Developed by iSpace, Jd-1 is a 15-ton reusable liquid oxygen-methane engine. The engine adopts a multi-purpose design idea, including a basic type of fixed thrust, a variable thrust type and a vacuum type, three types in total. The latter two are derivates of the first type. The components of each type can be shared, which is conducive to reducing the R&D cycle and funding. It is understood that the 15-ton thrust engine can be used as the first-stage basic power of the launch vehicle in parallel with multiple same engines, or as a single engine of the vertical recovery power or the power of the upper stage of the rocket. It takes into account the needs of two stages. Not long before, JD-1 has completed several full-system, long-range test runs and a second start-up test run in succession, with a cumulative test run time exceeding 2,200 seconds. In the follow-up, JD-1 will continue to carry out ground tests, such as a swing test run, whole engine vibration mode test, various engine boundary tests, engine endurance and reliability test run, and other tests.

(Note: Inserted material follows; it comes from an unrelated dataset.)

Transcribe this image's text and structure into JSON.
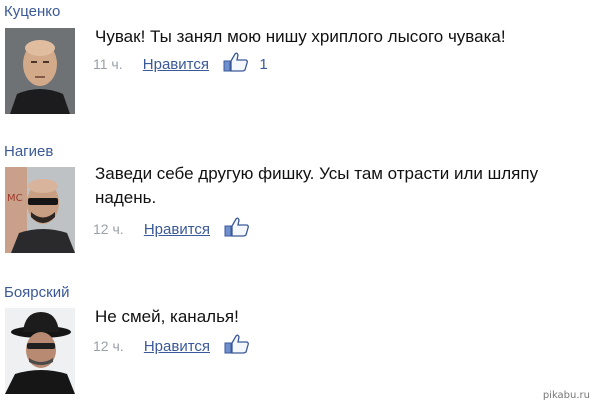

In the future, JD-1 series configuration engines will be used on hyperbolic II, a reusable launch vehicle independently developed by iSpace, with nine of them installed in the first stage and one installed in the second stage. The company plans to breakthrough and fully master the technology of reusable launch vehicles through a 100-km vertical take-off and landing test of the hyperbolic II substage. It will perform the first flight of the hyperbolic II launch vehicle in 2021. At that time, the company will grasp the reusable technology of the liquid propellant launch vehicle and fulfill another leap-forward improvement of China’s commercial aerospace capacity.